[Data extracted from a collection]
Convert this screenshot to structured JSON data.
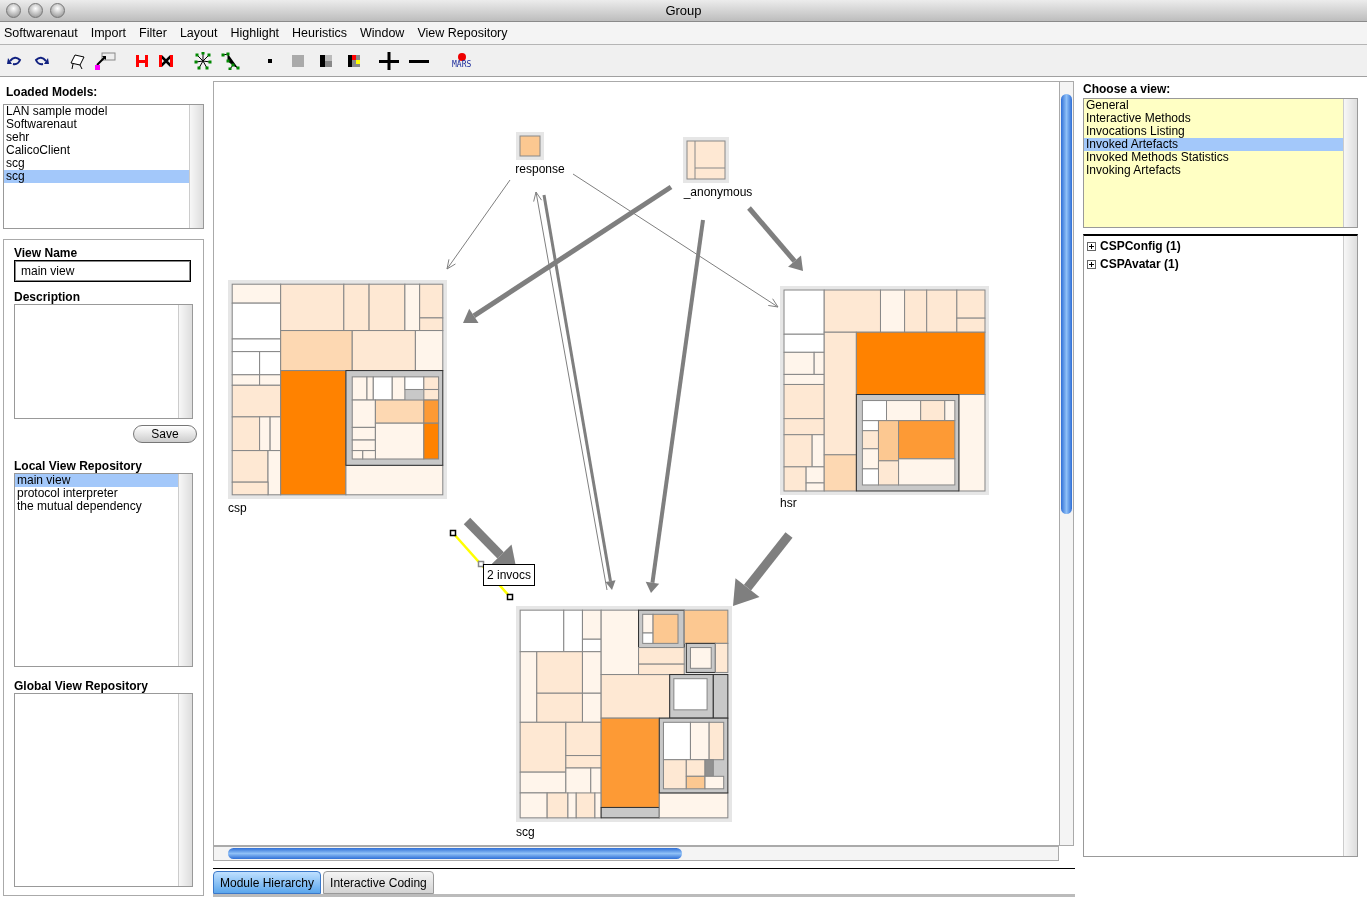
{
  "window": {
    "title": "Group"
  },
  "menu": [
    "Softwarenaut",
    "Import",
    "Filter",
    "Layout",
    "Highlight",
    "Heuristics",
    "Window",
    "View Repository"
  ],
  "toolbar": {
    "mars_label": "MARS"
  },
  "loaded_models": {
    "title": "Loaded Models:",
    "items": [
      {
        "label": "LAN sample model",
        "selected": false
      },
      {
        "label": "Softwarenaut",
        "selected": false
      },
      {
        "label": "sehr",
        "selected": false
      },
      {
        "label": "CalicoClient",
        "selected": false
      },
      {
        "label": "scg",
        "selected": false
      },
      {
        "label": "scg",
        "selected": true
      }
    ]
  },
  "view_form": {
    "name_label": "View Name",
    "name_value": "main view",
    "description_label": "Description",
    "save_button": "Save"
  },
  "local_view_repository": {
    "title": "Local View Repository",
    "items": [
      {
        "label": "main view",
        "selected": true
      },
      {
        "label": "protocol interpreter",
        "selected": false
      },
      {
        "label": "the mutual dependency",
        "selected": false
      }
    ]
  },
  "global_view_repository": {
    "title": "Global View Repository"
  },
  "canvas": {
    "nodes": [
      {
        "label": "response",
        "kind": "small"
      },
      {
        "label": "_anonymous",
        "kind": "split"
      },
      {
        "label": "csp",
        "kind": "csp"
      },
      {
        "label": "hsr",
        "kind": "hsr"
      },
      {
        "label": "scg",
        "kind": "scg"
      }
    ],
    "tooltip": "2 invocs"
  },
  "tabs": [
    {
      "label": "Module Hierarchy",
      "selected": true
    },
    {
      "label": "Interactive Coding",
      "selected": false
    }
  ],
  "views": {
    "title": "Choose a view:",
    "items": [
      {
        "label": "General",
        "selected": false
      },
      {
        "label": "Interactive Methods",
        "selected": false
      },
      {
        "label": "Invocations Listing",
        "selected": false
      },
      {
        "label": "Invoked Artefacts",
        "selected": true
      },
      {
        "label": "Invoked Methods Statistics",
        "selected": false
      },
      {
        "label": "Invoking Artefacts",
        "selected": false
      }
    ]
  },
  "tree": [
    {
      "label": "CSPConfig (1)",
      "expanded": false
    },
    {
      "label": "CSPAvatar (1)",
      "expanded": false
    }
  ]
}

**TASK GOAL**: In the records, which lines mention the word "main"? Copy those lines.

**OUTPUT OF THE EXERCISE**:
    "name_value": "main view",
        "label": "main view",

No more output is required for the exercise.